Only the text belongs in the copy: repeat each record exactly, without pictures.
** Records for this exercise follows **
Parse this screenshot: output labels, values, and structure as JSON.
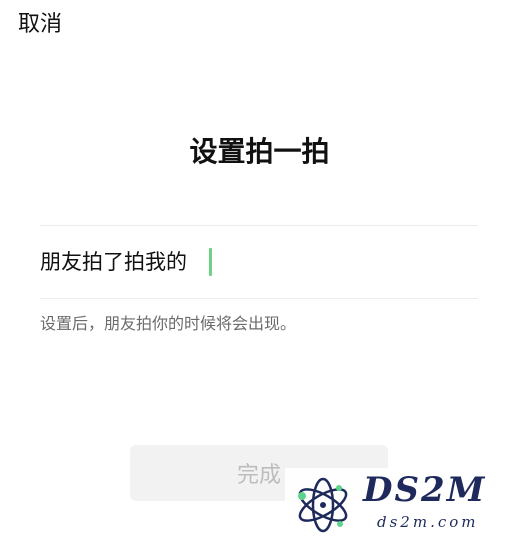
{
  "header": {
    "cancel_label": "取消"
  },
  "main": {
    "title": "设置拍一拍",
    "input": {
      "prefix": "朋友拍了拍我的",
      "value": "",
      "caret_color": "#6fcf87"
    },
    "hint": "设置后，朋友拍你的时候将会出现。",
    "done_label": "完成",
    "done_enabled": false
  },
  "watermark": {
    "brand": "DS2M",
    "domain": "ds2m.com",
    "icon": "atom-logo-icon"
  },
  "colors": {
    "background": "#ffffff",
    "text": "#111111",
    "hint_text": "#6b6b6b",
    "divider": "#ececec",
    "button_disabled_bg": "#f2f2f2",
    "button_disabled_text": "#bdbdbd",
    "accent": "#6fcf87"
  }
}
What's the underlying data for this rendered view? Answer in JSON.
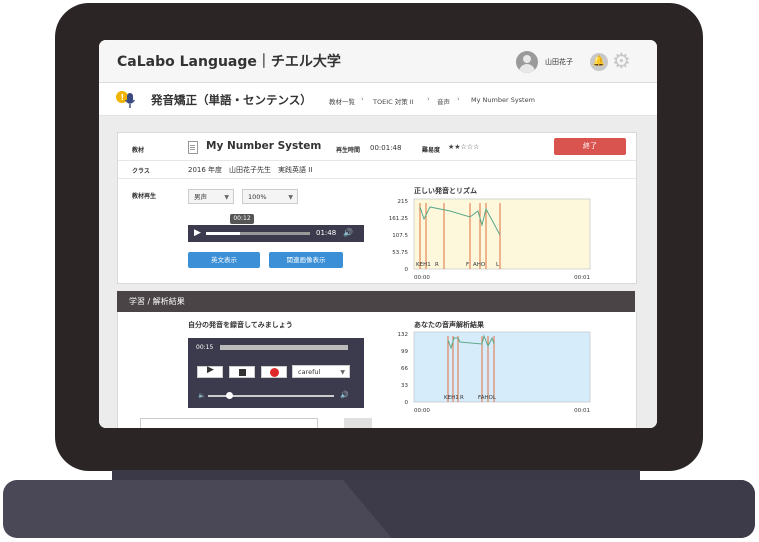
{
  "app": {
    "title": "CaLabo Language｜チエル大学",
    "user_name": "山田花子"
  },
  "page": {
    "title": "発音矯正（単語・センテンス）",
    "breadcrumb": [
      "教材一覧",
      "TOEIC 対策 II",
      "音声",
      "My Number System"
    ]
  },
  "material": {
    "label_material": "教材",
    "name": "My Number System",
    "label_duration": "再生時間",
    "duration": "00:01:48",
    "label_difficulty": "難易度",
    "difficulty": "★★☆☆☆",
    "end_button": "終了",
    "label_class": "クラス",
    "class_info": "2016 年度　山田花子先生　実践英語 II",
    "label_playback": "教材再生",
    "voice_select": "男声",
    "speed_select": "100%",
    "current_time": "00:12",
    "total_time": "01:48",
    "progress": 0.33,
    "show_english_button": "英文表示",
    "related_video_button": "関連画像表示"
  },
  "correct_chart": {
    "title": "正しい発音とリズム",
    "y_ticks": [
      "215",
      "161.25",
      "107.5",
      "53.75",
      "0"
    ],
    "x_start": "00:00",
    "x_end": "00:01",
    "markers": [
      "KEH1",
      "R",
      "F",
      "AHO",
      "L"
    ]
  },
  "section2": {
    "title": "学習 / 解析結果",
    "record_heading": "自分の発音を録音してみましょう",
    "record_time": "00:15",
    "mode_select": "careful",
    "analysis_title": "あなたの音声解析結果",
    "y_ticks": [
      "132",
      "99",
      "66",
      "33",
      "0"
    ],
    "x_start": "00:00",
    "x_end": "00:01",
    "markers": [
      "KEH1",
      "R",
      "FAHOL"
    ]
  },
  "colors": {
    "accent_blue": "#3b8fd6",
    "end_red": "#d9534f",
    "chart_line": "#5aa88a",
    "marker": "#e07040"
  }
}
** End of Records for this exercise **
* **Expected output**
Parse this screenshot: output labels, values, and structure as JSON.
{
  "header": {
    "cancel_label": "取消"
  },
  "main": {
    "title": "设置拍一拍",
    "input": {
      "prefix": "朋友拍了拍我的",
      "value": "",
      "caret_color": "#6fcf87"
    },
    "hint": "设置后，朋友拍你的时候将会出现。",
    "done_label": "完成",
    "done_enabled": false
  },
  "watermark": {
    "brand": "DS2M",
    "domain": "ds2m.com",
    "icon": "atom-logo-icon"
  },
  "colors": {
    "background": "#ffffff",
    "text": "#111111",
    "hint_text": "#6b6b6b",
    "divider": "#ececec",
    "button_disabled_bg": "#f2f2f2",
    "button_disabled_text": "#bdbdbd",
    "accent": "#6fcf87"
  }
}
What's the underlying data for this rendered view? Answer in JSON.
{
  "app": {
    "title": "CaLabo Language｜チエル大学",
    "user_name": "山田花子"
  },
  "page": {
    "title": "発音矯正（単語・センテンス）",
    "breadcrumb": [
      "教材一覧",
      "TOEIC 対策 II",
      "音声",
      "My Number System"
    ]
  },
  "material": {
    "label_material": "教材",
    "name": "My Number System",
    "label_duration": "再生時間",
    "duration": "00:01:48",
    "label_difficulty": "難易度",
    "difficulty": "★★☆☆☆",
    "end_button": "終了",
    "label_class": "クラス",
    "class_info": "2016 年度　山田花子先生　実践英語 II",
    "label_playback": "教材再生",
    "voice_select": "男声",
    "speed_select": "100%",
    "current_time": "00:12",
    "total_time": "01:48",
    "progress": 0.33,
    "show_english_button": "英文表示",
    "related_video_button": "関連画像表示"
  },
  "correct_chart": {
    "title": "正しい発音とリズム",
    "y_ticks": [
      "215",
      "161.25",
      "107.5",
      "53.75",
      "0"
    ],
    "x_start": "00:00",
    "x_end": "00:01",
    "markers": [
      "KEH1",
      "R",
      "F",
      "AHO",
      "L"
    ]
  },
  "section2": {
    "title": "学習 / 解析結果",
    "record_heading": "自分の発音を録音してみましょう",
    "record_time": "00:15",
    "mode_select": "careful",
    "analysis_title": "あなたの音声解析結果",
    "y_ticks": [
      "132",
      "99",
      "66",
      "33",
      "0"
    ],
    "x_start": "00:00",
    "x_end": "00:01",
    "markers": [
      "KEH1",
      "R",
      "FAHOL"
    ]
  },
  "colors": {
    "accent_blue": "#3b8fd6",
    "end_red": "#d9534f",
    "chart_line": "#5aa88a",
    "marker": "#e07040"
  }
}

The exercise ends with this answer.